Mazar-i-Sharif was the last remaining government stronghold in northern Afghanistan and its fall is potentially disastrous for the government. The north has traditionally been the center of the strongest opposition to the Taliban — local warlords there united to form the so-called Northern Alliance in the 1990s.
Taliban spokesman Zabihullah Mujahid announced in a tweet that Mazar-i-Sharif had been “completely conquered.”
Afghan President Ashraf Ghani flew to the besieged city Wednesday where he exhorted government forces and the warlords to stand firm against the Taliban.

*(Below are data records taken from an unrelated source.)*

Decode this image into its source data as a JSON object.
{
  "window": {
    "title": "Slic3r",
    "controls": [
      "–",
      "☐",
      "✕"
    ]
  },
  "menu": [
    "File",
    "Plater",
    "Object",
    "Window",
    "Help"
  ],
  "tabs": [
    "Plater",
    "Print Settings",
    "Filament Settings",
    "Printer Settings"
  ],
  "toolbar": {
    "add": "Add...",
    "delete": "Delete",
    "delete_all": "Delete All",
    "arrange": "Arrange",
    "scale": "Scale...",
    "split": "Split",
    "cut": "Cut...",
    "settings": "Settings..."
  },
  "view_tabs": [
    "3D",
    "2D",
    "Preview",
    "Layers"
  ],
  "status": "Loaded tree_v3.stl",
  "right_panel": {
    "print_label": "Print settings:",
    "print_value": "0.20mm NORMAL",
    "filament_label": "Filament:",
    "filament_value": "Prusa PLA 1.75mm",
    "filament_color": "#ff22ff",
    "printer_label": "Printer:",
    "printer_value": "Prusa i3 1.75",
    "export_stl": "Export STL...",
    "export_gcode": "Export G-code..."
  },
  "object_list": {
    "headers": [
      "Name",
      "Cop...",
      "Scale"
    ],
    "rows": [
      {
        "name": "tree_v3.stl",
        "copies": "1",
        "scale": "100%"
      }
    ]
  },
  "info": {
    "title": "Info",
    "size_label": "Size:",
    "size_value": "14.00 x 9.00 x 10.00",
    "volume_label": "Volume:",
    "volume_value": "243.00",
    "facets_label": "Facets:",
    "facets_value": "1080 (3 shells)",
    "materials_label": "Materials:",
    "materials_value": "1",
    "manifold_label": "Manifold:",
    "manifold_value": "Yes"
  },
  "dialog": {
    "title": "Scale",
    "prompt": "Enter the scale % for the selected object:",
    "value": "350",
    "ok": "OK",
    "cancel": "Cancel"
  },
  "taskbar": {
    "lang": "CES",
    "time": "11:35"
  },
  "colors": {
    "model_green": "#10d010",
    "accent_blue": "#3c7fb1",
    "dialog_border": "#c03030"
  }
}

The fall of the key city came only hours after Ghani said in an address to the nation he is seeking to avoid “further instability” as the Taliban expanded their control to around 20 of Afghanistan’s 34 provinces.
Among their recent conquests are the major cities of Kandahar, Lashkar Gah, and Herat — taken as U.S. forces neared the end of their withdrawal from a 20-year war.
Ghani offered condolences to the families of fallen soldiers and civilians, and praised the Afghan National Defense and Security Force for their efforts and bravery in his address.
He also said that currently the priority is coordination with the ANDSF, and “we are taking serious steps,” as the country faces “serious threats of instability.”
“I am aware of your concerns about your present and future, I would like to assure you that as your president all my focus is to avoid further instability, aggression and displacement,” Ghani said. “As a historic responsibility, I will endeavor not to allow the current war to further kill innocent people and to lose their 20-year gains and destroy public property.
“For these reasons I have initiated consultations with elders and political figures and different ethnic leaders and international partners,” he continued. “Consultations are under way and the outcome will be shared with you all very soon … I always wanted success and progress of Afghanistan and will continue my endeavors.”
The Pentagon, meanwhile, ordered the deployment of 3,000 troops to Afghanistan Thursday to assist in the evacuation of the U.S. Embassy in Kabul.
The U.S. Embassy presence will be reduced to a “core diplomatic presence,” the Biden administration announced Thursday, and the United States is considering relocating the U.S. Embassy to the Kabul airport, a U.S. official, a Western diplomatic source and another source familiar with the situation told CNN Thursday.
The 3,000 U.S. troops will also help with the drawdown of U.S. forces expected to completely withdraw by the end of the month, Pentagon spokesman John Kirby told reporters Friday.